Set down exactly the stretch of lines below that opens at the line containing "Serialize everything readable" and continues through the last line of the entries, and nothing else.

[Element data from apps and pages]
════════════════════

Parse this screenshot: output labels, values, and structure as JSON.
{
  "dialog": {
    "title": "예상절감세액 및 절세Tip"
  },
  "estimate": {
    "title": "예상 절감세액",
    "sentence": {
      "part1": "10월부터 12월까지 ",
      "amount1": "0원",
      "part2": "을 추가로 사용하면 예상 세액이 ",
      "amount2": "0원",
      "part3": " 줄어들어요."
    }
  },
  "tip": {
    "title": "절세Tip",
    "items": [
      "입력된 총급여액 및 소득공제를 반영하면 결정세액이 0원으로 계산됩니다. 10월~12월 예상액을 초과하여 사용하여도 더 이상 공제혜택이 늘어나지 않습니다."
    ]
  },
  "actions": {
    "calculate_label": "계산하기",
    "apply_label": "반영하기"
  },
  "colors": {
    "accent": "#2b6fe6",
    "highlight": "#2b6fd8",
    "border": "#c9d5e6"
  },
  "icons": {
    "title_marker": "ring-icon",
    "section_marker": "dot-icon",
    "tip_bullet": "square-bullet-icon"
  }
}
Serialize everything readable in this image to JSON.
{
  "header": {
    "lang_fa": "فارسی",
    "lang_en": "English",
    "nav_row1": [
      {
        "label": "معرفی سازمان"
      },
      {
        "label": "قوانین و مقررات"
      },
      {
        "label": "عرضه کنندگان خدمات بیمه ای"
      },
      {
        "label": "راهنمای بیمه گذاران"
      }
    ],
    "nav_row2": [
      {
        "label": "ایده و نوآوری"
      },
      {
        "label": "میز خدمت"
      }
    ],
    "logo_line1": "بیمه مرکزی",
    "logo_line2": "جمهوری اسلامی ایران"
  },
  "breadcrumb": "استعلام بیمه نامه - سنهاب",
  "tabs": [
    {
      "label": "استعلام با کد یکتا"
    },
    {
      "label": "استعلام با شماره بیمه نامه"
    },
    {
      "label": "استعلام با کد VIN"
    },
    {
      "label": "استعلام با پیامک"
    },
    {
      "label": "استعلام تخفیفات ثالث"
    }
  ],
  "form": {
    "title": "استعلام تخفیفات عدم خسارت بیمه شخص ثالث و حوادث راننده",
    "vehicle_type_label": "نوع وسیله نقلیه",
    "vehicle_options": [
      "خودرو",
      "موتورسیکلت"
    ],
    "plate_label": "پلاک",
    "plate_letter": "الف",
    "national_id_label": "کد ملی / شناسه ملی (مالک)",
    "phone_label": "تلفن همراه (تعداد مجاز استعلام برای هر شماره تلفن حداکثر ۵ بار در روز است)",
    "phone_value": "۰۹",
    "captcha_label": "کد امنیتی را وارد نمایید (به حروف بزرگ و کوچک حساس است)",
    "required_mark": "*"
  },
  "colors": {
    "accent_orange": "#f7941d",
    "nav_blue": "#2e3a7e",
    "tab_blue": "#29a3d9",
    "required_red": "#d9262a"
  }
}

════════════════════

== Solution ==
Serialize everything readable in this image to JSON.
{
  "header": {
    "lang_fa": "فارسی",
    "lang_en": "English",
    "nav_row1": [
      {
        "label": "معرفی سازمان"
      },
      {
        "label": "قوانین و مقررات"
      },
      {
        "label": "عرضه کنندگان خدمات بیمه ای"
      },
      {
        "label": "راهنمای بیمه گذاران"
      }
    ],
    "nav_row2": [
      {
        "label": "ایده و نوآوری"
      },
      {
        "label": "میز خدمت"
      }
    ],
    "logo_line1": "بیمه مرکزی",
    "logo_line2": "جمهوری اسلامی ایران"
  },
  "breadcrumb": "استعلام بیمه نامه - سنهاب",
  "tabs": [
    {
      "label": "استعلام با کد یکتا"
    },
    {
      "label": "استعلام با شماره بیمه نامه"
    },
    {
      "label": "استعلام با کد VIN"
    },
    {
      "label": "استعلام با پیامک"
    },
    {
      "label": "استعلام تخفیفات ثالث"
    }
  ],
  "form": {
    "title": "استعلام تخفیفات عدم خسارت بیمه شخص ثالث و حوادث راننده",
    "vehicle_type_label": "نوع وسیله نقلیه",
    "vehicle_options": [
      "خودرو",
      "موتورسیکلت"
    ],
    "plate_label": "پلاک",
    "plate_letter": "الف",
    "national_id_label": "کد ملی / شناسه ملی (مالک)",
    "phone_label": "تلفن همراه (تعداد مجاز استعلام برای هر شماره تلفن حداکثر ۵ بار در روز است)",
    "phone_value": "۰۹",
    "captcha_label": "کد امنیتی را وارد نمایید (به حروف بزرگ و کوچک حساس است)",
    "required_mark": "*"
  },
  "colors": {
    "accent_orange": "#f7941d",
    "nav_blue": "#2e3a7e",
    "tab_blue": "#29a3d9",
    "required_red": "#d9262a"
  }
}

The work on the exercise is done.